1911 Encyclopædia Britannica/Ak-Shehr
|←Akron||1911 Encyclopædia Britannica, Volume 1
|See also Akşehir on Wikipedia, and our 1911 Encyclopædia Britannica disclaimer.|
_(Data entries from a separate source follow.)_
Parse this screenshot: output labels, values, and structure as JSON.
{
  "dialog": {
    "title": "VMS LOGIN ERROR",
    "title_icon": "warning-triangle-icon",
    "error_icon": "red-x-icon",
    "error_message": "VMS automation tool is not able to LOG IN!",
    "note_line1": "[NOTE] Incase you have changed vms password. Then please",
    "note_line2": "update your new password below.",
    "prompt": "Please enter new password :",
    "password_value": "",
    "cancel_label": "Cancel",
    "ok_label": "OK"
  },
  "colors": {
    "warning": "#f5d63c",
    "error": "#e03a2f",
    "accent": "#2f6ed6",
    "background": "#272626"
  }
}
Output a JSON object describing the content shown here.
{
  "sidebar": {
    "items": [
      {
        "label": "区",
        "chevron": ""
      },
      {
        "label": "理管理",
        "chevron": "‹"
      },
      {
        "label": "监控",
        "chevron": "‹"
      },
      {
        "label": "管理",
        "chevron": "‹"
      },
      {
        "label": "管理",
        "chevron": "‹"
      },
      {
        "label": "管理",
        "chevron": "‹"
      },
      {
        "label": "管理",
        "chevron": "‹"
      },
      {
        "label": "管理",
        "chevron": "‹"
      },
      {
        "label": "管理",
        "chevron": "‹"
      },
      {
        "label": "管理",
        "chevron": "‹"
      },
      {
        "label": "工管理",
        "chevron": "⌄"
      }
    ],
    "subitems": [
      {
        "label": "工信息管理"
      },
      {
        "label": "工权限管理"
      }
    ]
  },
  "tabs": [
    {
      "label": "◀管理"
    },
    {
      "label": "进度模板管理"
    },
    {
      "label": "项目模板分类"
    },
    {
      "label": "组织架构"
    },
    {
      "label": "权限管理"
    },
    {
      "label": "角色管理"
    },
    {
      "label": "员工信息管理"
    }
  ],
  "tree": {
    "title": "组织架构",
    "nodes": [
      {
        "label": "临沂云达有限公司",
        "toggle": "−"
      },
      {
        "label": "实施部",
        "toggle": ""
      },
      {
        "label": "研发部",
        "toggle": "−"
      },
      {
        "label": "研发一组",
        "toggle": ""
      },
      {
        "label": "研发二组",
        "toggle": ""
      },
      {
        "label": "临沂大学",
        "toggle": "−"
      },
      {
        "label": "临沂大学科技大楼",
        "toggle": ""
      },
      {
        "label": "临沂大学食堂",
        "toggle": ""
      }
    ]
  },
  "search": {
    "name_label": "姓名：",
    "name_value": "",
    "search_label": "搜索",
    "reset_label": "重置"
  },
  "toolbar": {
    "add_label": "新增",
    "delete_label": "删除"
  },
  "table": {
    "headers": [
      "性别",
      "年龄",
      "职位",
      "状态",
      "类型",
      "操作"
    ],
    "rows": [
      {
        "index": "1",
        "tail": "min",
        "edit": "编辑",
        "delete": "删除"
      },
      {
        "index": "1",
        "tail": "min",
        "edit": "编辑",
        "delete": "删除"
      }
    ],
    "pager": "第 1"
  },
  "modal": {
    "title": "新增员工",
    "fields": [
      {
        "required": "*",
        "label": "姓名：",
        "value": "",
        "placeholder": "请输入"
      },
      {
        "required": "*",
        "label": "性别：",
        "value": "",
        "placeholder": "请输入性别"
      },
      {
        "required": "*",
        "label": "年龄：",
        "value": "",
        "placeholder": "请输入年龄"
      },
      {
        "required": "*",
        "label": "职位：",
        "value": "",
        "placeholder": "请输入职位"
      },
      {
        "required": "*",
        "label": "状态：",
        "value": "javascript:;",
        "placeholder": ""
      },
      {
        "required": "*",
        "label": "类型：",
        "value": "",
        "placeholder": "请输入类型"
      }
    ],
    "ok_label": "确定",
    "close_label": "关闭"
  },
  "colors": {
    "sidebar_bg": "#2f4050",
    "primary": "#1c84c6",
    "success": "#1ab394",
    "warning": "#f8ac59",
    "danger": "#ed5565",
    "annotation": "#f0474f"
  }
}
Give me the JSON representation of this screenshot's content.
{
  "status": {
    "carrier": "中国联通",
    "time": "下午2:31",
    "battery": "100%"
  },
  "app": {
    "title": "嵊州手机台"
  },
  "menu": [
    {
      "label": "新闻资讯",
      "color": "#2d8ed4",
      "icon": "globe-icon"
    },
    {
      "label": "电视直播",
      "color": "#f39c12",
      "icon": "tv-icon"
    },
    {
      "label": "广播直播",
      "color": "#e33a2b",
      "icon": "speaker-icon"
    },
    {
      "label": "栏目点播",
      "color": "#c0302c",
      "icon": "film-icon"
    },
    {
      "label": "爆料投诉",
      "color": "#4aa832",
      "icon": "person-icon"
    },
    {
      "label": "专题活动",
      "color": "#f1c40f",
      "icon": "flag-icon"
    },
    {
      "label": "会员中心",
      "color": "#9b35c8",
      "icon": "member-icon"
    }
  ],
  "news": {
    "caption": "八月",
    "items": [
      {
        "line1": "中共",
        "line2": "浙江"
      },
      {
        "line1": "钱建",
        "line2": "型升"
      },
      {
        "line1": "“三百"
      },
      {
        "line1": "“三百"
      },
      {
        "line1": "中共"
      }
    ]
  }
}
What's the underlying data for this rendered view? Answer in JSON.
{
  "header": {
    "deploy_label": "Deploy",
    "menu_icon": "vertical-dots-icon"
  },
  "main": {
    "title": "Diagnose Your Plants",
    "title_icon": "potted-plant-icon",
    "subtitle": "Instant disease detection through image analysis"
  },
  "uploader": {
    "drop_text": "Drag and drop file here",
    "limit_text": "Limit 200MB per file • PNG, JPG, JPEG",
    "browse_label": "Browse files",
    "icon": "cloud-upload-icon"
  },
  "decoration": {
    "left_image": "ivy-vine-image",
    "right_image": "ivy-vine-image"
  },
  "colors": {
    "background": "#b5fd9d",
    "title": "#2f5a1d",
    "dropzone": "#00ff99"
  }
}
AK-SHEHR (anc. Philomelion), a town in Asia Minor, in the Konia vilayet, situated at the edge of a fertile plain, on the north side of the Sultan Dagh. Philomelion was probably a Pergamenian foundation on the great Graeco-Roman highway from Ephesus to the east, and to its townsmen the Smyrniotes wrote the letter that describes the martyrdom of Polycarp. Cicero, on his way to Cilicia, dated some of his extant correspondence there; and the place played a considerable part in the frontier wars between the Byzantine emperors and the sultanate of Rum. It became an important Seljuk town, and late in the 14th century passed into Ottoman hands. There Bayezid Yilderirn is said by Ali of Yezd to have died after his defeat at Angora. The place still enjoys much repute among Turks, as the burial place of Nur-ed-din Khoja.. The town has a station on the Anatolian railway, about 60 rn. from Afium-Kara-Hissar and 100 m. from Konia.